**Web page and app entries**
<<<<

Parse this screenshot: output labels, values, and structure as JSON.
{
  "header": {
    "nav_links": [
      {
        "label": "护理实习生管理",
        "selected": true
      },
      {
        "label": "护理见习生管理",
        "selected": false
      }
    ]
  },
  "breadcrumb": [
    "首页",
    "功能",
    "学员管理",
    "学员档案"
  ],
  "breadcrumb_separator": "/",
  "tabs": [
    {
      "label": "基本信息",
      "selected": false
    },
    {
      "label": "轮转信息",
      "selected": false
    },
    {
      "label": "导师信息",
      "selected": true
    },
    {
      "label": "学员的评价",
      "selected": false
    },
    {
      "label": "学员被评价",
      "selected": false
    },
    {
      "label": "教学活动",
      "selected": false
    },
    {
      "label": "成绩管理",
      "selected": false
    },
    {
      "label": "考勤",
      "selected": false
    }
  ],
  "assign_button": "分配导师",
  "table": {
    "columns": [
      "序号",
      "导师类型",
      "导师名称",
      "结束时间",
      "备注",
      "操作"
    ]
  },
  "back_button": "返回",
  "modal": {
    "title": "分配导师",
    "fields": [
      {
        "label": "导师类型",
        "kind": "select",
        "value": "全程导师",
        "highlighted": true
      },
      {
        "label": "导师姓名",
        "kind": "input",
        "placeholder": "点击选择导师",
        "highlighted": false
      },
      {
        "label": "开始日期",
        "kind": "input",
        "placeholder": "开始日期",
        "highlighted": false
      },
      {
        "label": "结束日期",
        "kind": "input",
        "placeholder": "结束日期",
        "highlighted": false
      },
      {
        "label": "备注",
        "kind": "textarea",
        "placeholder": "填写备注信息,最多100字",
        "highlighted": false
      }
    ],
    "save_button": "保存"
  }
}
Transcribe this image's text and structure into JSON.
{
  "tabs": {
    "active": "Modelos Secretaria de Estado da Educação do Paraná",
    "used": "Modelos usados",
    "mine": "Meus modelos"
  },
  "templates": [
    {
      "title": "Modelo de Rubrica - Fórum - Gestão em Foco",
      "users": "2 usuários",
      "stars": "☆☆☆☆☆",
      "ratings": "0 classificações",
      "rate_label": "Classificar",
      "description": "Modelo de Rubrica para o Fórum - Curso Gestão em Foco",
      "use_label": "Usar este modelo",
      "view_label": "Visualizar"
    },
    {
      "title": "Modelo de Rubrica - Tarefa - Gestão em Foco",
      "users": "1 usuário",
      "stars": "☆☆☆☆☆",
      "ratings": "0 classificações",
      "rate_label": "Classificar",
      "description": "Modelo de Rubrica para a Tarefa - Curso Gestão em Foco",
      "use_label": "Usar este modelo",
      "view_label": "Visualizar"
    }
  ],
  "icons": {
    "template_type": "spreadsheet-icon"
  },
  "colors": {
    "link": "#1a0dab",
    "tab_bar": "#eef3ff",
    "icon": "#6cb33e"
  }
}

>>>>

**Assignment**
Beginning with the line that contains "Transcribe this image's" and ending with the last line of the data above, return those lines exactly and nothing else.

**Solution for this task**
Transcribe this image's text and structure into JSON.
{
  "tabs": {
    "active": "Modelos Secretaria de Estado da Educação do Paraná",
    "used": "Modelos usados",
    "mine": "Meus modelos"
  },
  "templates": [
    {
      "title": "Modelo de Rubrica - Fórum - Gestão em Foco",
      "users": "2 usuários",
      "stars": "☆☆☆☆☆",
      "ratings": "0 classificações",
      "rate_label": "Classificar",
      "description": "Modelo de Rubrica para o Fórum - Curso Gestão em Foco",
      "use_label": "Usar este modelo",
      "view_label": "Visualizar"
    },
    {
      "title": "Modelo de Rubrica - Tarefa - Gestão em Foco",
      "users": "1 usuário",
      "stars": "☆☆☆☆☆",
      "ratings": "0 classificações",
      "rate_label": "Classificar",
      "description": "Modelo de Rubrica para a Tarefa - Curso Gestão em Foco",
      "use_label": "Usar este modelo",
      "view_label": "Visualizar"
    }
  ],
  "icons": {
    "template_type": "spreadsheet-icon"
  },
  "colors": {
    "link": "#1a0dab",
    "tab_bar": "#eef3ff",
    "icon": "#6cb33e"
  }
}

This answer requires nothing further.